Understanding Dyslexia and Recognizing Its Signs
Dyslexia is a neurological condition that affects reading, writing, and spelling. Parents need to understand that dyslexia is more than just seeing reversed letters, and the misconceptions surrounding it can profoundly impact a child’s learning journey.
Dyslexia is often present from an early age, and recognizing the signs is crucial for early intervention. Some common signs of dyslexia in children include difficulty with:
Phonological Awareness: Dyslexic individuals often struggle with recognizing and manipulating the sounds in words. This can lead to challenges in understanding the relationships between letters and their corresponding sounds.
Reading Fluency: Dyslexic children may read slowly and hesitantly, frequently pausing or guessing words instead of reading them accurately.
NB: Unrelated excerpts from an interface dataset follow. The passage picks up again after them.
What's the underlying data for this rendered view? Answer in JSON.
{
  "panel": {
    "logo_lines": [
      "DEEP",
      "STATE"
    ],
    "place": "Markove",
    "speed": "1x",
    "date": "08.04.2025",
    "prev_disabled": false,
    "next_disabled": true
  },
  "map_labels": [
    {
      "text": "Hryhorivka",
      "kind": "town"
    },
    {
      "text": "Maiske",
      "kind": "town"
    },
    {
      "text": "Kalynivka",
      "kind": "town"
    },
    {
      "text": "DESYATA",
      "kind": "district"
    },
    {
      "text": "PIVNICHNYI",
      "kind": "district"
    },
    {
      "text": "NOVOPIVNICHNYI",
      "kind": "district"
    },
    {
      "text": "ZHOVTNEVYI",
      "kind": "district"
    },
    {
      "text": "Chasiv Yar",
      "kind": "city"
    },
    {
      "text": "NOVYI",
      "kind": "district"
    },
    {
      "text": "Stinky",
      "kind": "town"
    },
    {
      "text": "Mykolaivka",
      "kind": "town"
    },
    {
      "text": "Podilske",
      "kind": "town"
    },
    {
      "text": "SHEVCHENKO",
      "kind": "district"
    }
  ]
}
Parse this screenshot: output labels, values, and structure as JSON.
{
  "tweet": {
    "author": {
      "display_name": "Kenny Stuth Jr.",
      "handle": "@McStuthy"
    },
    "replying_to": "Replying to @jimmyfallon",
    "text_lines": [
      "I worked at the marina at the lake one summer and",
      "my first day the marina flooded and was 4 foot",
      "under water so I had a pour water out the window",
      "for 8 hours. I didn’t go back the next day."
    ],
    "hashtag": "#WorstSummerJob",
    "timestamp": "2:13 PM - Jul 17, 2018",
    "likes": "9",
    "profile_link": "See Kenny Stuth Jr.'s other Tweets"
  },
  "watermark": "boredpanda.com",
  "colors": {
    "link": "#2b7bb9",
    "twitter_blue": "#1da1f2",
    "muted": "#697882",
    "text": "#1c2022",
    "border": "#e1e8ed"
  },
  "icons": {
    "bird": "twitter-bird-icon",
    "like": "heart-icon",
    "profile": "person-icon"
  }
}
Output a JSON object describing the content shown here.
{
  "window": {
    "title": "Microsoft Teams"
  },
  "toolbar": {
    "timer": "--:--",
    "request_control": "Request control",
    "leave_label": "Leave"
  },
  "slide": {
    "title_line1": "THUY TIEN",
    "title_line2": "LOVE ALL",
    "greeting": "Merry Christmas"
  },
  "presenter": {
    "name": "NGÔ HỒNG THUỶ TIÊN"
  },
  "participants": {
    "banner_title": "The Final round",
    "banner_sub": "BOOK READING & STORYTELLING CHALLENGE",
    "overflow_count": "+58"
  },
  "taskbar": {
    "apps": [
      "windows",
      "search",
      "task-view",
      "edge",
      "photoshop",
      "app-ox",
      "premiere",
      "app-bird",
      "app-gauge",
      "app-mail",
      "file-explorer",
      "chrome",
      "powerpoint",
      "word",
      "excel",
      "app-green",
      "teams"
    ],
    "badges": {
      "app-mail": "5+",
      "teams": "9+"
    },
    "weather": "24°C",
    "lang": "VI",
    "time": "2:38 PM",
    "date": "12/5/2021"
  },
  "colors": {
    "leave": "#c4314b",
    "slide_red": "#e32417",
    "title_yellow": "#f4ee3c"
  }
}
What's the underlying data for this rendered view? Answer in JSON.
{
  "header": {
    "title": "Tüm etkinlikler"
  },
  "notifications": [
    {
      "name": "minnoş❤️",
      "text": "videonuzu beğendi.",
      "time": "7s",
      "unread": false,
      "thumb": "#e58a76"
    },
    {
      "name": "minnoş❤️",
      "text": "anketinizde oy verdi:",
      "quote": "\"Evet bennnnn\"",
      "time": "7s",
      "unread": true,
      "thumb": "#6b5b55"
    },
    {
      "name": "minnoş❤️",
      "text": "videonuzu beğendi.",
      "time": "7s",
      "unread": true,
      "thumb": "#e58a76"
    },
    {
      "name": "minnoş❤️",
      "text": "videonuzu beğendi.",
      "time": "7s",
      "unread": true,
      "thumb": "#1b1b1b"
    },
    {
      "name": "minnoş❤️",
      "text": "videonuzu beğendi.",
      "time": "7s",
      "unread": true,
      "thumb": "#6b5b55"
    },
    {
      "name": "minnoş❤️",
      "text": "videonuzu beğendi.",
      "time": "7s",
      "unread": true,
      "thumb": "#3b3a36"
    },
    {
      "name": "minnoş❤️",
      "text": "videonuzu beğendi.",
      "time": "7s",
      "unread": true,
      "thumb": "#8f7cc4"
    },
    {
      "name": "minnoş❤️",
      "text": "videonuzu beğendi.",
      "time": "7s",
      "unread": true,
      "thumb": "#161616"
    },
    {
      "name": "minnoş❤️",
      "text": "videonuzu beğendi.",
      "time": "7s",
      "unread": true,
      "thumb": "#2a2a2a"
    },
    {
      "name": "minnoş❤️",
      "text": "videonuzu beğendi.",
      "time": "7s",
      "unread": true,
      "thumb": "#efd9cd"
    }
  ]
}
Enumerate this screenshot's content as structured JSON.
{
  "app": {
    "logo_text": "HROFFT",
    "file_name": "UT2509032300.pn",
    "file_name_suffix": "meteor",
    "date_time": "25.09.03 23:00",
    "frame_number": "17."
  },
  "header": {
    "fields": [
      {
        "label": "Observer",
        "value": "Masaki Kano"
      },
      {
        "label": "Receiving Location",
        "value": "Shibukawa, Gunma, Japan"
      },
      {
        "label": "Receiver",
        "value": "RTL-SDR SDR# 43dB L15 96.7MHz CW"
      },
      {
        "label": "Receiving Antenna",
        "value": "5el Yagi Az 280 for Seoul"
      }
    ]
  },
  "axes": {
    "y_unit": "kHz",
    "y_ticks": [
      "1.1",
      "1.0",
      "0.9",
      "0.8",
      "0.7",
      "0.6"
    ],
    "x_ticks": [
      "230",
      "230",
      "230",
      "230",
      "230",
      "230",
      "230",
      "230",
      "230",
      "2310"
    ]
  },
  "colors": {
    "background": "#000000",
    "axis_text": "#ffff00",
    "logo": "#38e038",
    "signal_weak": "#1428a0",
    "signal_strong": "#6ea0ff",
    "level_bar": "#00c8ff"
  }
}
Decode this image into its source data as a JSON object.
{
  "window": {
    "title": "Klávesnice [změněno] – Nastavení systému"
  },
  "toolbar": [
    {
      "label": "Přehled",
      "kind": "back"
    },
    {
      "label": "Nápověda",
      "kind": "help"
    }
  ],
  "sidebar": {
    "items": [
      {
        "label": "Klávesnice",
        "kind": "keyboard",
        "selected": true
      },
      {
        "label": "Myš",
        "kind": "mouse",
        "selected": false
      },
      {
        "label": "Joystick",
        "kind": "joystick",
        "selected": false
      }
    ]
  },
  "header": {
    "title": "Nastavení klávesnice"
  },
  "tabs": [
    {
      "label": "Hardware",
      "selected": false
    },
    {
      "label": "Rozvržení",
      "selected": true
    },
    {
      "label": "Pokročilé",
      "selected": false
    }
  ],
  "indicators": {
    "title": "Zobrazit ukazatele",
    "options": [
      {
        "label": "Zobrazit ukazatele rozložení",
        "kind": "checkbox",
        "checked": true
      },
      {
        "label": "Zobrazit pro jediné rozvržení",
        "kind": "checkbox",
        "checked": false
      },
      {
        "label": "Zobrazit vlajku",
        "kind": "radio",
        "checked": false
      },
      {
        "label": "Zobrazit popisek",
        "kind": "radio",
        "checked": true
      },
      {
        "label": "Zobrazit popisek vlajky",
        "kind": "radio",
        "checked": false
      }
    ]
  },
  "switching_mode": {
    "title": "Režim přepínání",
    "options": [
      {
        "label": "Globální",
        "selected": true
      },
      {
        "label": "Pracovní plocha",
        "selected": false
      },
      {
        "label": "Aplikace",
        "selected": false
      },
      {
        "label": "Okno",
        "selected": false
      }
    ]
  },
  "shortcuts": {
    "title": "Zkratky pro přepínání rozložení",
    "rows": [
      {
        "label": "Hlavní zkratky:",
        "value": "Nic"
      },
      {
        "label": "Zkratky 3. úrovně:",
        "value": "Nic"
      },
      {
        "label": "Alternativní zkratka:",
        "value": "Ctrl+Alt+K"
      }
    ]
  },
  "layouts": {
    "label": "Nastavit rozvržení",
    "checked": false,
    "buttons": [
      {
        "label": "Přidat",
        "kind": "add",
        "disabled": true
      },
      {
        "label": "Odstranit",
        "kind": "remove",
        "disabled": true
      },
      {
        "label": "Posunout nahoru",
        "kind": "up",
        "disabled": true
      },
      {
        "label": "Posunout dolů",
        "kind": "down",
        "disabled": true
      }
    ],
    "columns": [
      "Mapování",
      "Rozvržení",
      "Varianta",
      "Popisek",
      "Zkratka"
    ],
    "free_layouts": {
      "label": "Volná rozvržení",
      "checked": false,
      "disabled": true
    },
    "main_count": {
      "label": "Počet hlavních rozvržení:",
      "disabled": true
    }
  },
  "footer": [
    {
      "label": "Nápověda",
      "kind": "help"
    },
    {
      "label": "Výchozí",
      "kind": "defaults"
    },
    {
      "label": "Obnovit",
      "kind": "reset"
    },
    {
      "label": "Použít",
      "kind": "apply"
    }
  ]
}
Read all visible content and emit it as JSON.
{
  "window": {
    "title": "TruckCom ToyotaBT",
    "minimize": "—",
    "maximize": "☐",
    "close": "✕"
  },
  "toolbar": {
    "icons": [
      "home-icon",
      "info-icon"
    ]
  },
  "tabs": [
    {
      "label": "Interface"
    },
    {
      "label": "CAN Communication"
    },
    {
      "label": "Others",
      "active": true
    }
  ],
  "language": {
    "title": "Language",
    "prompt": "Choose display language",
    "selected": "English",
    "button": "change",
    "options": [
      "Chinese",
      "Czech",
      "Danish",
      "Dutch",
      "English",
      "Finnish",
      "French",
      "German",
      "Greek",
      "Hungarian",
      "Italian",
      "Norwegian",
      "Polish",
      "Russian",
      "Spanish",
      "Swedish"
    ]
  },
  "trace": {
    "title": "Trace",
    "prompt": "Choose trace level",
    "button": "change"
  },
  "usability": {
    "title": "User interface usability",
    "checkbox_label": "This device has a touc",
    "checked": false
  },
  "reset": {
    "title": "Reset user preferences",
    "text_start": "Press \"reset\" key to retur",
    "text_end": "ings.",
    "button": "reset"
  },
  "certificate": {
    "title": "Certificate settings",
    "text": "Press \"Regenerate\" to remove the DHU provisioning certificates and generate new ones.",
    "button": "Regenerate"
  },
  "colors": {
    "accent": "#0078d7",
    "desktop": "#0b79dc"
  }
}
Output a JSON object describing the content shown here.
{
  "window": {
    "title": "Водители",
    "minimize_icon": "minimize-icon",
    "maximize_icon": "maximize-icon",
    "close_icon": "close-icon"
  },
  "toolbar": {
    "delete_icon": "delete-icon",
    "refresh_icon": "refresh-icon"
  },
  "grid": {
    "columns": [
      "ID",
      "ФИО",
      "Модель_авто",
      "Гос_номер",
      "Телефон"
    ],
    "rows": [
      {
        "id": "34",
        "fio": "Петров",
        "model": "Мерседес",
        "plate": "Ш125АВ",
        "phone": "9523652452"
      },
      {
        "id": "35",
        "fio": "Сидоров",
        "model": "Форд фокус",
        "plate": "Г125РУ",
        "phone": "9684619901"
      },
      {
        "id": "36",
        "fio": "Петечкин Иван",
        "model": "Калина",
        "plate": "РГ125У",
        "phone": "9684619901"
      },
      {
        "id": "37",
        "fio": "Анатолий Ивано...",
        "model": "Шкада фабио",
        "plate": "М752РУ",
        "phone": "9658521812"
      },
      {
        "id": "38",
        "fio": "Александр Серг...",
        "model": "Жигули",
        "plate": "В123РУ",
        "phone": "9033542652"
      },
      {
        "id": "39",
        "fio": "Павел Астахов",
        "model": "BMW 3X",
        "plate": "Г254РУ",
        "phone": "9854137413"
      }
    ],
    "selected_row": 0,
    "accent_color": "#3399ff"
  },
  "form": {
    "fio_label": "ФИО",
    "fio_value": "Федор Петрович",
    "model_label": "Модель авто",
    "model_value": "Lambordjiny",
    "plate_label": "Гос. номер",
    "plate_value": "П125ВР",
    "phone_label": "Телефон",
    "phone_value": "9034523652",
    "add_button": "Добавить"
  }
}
Spelling and Writing: Difficulty spelling and organizing written ideas can indicate dyslexia. Dyslexic children may have trouble with spelling rules and may write less coherently.
Memory and Recall: Poor working memory can make it challenging for children with dyslexia to remember and process information, impacting their overall learning experience.
Linguistic Challenges: Dyslexic children may have difficulty with language development, manifesting as delayed speech, difficulty learning new words, and difficulty understanding and using grammar.
Understanding and addressing these signs promptly is essential for providing the proper support. Now, let’s explore some common myths about dyslexia and debunk them.
- They Only See Reversed Letters
One of the most enduring myths about dyslexia is that affected individuals see letters and words in a reversed or mirrored fashion. While it’s true that some individuals with dyslexia might occasionally change letters, this is not the defining characteristic of the condition. Dyslexia is a language-based learning disorder that impairs a person’s ability to decode and comprehend written text.Dyslexic individuals struggle with phonological processing, which means they have difficulty recognizing and manipulating the individual sounds in words. As a result, they may experience challenges associating letters with their corresponding sounds, making reading and spelling more challenging. Understanding that dyslexia is not solely about reversed letters is crucial for parents, as it can help them provide appropriate support and interventions for their children.
- It’s a Vision Problem
Another persistent myth is that dyslexia is a vision problem. Many parents might believe that their child’s difficulty with reading is due to poor eyesight and can be corrected with glasses or eye exercises. However, dyslexia is not related to vision; it’s a cognitive issue. The visual perception of dyslexic individuals is typically no different from that of non-dyslexic individuals.The root of dyslexia lies in the brain’s processing of language and the way it connects speech sounds to written symbols. Parents need to recognize that vision correction is not the solution. Instead, they should seek specialized interventions and educational support to help their children develop compelling reading and language skills.
- More Reading Will Help
A common misconception is that the more a child with dyslexia reads, the better they will become at it. While practice is crucial for improving any skill, pushing a child with dyslexia to read more without the appropriate support and strategies can be counterproductive and frustrating for them. Dyslexic individuals often experience significant challenges with reading fluency and accuracy.Forcing excessive reading without targeted interventions can lead to frustration and a negative attitude towards reading. Instead, parents must seek out structured, systematic reading programs specifically designed for dyslexic learners. These programs often incorporate multi-sensory techniques to help dyslexic children develop more vital phonemic awareness and decoding skills.
- Dyslexia Will Just Go Away Over Time
Some parents may believe that their child’s dyslexia will naturally resolve itself as they grow older. However, dyslexia is a lifelong condition. While individuals with dyslexia can learn strategies to cope with their challenges and make significant progress in reading and writing, the condition does not disappear.Understanding that dyslexia is a lifelong journey is crucial for parents. It allows them to seek early and appropriate interventions to significantly improve their child’s reading and writing abilities and help them succeed academically.
Understanding the truth behind these common myths about dyslexia is the first step in helping your child succeed. Dyslexia is not just about seeing reversed letters; it’s not a vision problem. reading alone won’t solve it and doesn’t go away over time. By embracing these facts and seeking specialized support and interventions, parents can empower their children with dyslexia to reach their full potential.
At iAchieve Learning, our experienced Reading and Writing tutors are well-equipped to provide tailored instruction and strategies that can significantly impact your child’s reading and writing abilities. Don’t let these myths hold your child back! Together, we can positively impact your child’s learning journey, enabling them to achieve their full potential and flourish academically and in life.